Sofie is a student that is always looking for new challenges. In class, she hears her teacher explain how they get more responsibility for their own learning. She notices that she can manage her own learning more, which she likes and challenges her. She notices that it is important to understand enough of the theory herself before she gets started and how to ensure that. She has a friendly and collaborative attitude, and also enjoys helping her classmates. Sofie thus also learns about the importance of cooperation and how working together works.
Yassine often sits quietly at the back of the classroom. He does not notice well what is going on around him. He prefers it when he disappears into the background. But his teacher, Mr Koen explains to him that from now on they will be given more responsibility for their own learning and that everyone, including Yassine, has a role in it. Also in helping each other. After a while, Yassine notices that this makes him more involved in the learning process, but also that it gives him a chance to make his voice heard and develop his skills.

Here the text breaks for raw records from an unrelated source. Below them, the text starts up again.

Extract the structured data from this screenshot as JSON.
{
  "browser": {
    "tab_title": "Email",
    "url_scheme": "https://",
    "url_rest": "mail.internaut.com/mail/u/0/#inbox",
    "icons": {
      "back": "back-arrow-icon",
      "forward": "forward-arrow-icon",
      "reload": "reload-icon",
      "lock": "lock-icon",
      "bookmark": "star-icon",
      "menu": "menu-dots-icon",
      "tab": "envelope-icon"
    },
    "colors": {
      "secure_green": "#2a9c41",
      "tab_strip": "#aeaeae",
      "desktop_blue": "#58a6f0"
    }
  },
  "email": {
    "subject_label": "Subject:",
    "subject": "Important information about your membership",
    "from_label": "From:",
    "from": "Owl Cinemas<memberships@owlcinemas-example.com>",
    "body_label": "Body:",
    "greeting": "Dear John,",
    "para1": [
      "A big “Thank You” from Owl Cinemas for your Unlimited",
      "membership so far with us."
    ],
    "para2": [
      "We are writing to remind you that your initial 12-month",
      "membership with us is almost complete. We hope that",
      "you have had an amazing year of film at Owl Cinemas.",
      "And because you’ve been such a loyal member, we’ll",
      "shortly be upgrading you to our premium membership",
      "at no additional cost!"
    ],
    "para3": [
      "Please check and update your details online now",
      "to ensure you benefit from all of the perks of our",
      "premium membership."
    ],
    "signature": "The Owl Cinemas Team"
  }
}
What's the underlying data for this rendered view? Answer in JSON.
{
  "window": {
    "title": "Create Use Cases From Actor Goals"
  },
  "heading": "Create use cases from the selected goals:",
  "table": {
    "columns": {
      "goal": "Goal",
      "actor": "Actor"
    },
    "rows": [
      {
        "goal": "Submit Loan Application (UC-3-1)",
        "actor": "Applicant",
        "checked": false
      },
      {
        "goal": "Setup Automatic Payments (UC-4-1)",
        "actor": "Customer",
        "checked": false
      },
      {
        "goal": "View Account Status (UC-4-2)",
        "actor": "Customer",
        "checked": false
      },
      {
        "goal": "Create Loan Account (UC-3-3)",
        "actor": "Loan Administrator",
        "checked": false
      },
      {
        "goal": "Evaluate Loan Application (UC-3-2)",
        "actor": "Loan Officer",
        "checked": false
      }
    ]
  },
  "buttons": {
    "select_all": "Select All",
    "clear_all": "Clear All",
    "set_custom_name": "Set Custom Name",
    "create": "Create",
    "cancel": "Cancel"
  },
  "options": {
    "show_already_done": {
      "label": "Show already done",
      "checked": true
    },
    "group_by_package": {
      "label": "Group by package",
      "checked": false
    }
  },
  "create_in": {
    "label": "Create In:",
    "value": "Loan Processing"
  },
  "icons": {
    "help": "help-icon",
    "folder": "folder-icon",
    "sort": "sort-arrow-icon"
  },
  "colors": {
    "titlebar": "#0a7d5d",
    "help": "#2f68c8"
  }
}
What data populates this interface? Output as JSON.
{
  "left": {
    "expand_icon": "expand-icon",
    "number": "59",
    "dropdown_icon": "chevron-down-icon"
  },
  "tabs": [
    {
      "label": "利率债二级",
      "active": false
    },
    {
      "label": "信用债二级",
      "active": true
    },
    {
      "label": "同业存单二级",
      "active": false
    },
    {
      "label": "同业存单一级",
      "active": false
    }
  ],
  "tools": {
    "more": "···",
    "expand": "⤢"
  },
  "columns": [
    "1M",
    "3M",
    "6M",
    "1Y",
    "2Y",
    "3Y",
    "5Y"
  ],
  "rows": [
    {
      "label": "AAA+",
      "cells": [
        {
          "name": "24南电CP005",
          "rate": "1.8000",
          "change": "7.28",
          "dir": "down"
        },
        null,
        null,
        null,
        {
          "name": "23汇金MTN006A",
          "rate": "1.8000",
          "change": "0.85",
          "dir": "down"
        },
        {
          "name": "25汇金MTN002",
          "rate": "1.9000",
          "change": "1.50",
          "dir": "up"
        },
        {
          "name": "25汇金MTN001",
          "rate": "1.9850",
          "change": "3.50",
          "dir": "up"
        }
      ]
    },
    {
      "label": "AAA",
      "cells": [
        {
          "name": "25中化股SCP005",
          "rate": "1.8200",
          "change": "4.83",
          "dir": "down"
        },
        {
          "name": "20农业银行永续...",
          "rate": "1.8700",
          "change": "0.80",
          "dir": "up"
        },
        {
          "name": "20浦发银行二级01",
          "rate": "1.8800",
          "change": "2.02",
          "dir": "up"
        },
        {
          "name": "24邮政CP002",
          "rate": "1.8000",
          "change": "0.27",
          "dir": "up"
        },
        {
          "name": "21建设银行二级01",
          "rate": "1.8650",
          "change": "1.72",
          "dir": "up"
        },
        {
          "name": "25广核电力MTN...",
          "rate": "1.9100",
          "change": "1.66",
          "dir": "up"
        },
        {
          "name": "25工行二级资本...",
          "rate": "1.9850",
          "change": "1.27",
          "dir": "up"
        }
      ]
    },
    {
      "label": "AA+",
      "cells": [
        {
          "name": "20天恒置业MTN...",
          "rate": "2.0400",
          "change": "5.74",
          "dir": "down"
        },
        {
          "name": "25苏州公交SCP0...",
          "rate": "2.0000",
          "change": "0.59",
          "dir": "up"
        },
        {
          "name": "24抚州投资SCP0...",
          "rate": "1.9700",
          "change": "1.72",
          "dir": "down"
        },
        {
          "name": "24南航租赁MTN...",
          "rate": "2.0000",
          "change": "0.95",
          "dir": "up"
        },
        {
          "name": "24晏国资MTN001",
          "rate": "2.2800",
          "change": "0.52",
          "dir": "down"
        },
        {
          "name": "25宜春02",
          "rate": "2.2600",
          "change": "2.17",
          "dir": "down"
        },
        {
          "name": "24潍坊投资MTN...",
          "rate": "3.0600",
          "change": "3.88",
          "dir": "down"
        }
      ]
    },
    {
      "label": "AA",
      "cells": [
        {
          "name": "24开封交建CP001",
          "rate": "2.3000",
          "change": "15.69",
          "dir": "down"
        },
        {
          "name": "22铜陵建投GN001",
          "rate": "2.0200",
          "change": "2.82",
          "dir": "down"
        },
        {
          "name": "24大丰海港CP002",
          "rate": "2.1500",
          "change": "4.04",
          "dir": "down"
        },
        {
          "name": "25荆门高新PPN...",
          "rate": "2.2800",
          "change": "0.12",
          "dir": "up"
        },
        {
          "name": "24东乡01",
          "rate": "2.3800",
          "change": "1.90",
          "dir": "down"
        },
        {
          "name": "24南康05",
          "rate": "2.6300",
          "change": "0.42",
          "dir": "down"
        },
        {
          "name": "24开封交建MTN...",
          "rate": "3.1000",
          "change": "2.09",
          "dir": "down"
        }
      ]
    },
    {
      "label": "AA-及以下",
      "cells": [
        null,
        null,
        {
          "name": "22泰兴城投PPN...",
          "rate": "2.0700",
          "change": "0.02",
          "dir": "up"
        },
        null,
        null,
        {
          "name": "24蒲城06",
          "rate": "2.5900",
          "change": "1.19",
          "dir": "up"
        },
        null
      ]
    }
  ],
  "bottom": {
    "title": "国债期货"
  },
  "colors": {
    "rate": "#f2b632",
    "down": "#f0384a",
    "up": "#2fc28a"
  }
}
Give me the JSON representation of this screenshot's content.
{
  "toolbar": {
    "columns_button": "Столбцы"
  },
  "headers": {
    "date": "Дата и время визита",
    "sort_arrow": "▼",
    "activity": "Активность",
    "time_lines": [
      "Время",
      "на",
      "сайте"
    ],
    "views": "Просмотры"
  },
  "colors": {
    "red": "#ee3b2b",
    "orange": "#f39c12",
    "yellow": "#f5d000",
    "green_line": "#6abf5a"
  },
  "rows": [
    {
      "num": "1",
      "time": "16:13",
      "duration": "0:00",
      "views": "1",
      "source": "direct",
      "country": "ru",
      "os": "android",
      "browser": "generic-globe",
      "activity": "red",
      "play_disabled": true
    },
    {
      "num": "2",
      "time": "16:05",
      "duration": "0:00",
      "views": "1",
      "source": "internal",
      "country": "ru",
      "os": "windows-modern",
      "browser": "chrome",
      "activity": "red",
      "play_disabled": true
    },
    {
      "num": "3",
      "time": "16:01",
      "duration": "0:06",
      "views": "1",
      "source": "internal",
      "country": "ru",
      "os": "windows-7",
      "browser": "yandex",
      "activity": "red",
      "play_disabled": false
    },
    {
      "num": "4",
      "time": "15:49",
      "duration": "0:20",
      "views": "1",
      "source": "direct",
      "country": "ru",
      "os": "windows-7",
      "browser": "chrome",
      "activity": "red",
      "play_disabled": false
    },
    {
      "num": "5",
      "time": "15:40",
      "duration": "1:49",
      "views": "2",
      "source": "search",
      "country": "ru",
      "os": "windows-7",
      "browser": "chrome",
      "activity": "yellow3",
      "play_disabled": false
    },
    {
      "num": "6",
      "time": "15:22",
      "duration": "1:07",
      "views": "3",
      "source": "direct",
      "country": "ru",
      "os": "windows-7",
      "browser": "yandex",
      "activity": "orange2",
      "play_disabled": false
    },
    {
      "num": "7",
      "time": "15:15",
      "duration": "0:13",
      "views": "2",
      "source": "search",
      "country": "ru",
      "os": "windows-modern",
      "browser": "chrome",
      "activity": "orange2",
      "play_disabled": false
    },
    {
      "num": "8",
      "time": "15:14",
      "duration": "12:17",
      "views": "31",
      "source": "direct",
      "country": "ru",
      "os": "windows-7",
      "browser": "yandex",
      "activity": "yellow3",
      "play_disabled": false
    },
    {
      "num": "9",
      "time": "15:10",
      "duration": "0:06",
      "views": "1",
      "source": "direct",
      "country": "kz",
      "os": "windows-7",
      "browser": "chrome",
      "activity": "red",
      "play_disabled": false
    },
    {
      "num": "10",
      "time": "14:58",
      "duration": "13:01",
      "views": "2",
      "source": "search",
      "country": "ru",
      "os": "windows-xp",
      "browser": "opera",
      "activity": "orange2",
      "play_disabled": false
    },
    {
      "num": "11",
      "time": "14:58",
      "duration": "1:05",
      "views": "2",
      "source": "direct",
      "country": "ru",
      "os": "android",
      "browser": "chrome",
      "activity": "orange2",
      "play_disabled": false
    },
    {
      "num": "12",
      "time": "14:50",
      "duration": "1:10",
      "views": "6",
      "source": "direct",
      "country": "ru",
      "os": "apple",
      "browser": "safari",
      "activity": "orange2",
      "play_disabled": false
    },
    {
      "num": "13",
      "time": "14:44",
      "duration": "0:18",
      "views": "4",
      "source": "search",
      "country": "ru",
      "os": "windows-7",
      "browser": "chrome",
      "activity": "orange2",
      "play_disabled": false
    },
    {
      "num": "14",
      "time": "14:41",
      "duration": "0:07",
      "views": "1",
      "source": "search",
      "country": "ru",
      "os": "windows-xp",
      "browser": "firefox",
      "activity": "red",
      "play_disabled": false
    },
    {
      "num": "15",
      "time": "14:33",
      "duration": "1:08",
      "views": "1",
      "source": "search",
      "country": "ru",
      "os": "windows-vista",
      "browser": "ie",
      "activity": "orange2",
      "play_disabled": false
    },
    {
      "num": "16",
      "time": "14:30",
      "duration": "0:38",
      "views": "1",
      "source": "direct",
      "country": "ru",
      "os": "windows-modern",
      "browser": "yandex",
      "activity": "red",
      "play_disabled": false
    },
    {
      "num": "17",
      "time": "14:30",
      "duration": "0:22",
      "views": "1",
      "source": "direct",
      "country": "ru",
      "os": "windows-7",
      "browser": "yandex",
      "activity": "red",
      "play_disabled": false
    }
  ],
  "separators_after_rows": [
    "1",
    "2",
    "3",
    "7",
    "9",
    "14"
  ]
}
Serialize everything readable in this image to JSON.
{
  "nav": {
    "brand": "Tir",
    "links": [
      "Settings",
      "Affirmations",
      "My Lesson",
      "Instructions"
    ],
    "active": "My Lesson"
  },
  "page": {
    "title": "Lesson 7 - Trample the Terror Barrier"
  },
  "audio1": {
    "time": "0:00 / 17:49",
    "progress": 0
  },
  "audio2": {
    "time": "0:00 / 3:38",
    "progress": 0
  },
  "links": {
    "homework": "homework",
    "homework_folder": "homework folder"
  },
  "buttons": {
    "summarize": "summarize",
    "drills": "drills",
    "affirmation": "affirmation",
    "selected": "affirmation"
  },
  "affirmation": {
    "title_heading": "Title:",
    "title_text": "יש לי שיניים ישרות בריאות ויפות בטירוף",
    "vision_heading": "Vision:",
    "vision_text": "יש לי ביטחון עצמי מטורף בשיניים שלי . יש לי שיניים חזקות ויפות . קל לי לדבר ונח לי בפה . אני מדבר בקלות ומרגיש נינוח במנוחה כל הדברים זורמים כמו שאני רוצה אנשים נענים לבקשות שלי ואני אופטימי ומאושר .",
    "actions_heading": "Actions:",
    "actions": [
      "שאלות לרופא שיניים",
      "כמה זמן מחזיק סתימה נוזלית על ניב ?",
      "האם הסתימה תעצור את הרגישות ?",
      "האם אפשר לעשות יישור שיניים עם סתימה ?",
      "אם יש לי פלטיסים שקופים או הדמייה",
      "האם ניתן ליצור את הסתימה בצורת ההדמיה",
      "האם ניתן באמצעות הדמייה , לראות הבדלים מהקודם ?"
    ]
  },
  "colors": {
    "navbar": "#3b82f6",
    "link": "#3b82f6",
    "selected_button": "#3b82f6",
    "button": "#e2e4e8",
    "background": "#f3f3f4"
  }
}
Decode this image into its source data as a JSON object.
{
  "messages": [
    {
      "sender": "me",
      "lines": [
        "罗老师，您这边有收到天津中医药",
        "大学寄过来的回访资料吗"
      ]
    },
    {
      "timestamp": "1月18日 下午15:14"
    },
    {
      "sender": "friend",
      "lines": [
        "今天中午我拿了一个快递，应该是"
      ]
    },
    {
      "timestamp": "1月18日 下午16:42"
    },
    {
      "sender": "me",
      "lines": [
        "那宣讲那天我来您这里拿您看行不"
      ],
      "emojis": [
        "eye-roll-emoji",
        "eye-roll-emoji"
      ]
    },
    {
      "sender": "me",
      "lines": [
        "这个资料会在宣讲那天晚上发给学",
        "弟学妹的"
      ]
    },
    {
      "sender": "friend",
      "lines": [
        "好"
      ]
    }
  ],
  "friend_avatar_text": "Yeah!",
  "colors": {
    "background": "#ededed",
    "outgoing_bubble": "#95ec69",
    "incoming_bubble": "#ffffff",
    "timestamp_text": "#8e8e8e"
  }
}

Structure leads to focus and performance
My name is Koen and I am an enthusiastic and experienced maths and STEM-teacher. I love to inspire and challenge my students, and I firmly believe in the importance of lifelong learning.
On top of a foundation of good teaching building blocks, I am always looking for new ways to improve my teaching methods and increase the interest of my students. As challenging as it may be, I am and always will be a strong advocate of self-regulation and social learning and always try to encourage my pupils to work together and help each other. I want to be there for them and train them to become competent and responsible adults.
Therefore, I find it necessary to design a clear structure for my learning processes. My students become familiar with this and thus also implicitly learn how to manage their learning effectively. Digital helps me with this, but I would like to be able to work in a more integrated way.
Didactic ground rules help grow their autonomy
My name is Elke. I see myself as someone who approaches things rationally and purposefully. This is also how I look at my classroom practice. I love developing efficient and effective teaching methods and always strive for the best results for my students. I want to help my students achieve the best results in an efficient way.
That is why I put a strong emphasis on self-reflection and self-regulation in addition to a sound didactic approach. Once that catches on, it really acts as a turbo on my students' learning ability. I therefore like to create a safe and supportive learning environment.
I worked out didactic ground rules. These are simple conventions that help learners navigate through the learning process autonomously and together (see Koen). For example, <self estimate> or <tick off>. We make the status of those ground rules visible, which helps students and myself to keep ZRL (Self-Regulated Learning) manageable. Koen and I are looking for a digital tool that can integrate all that more.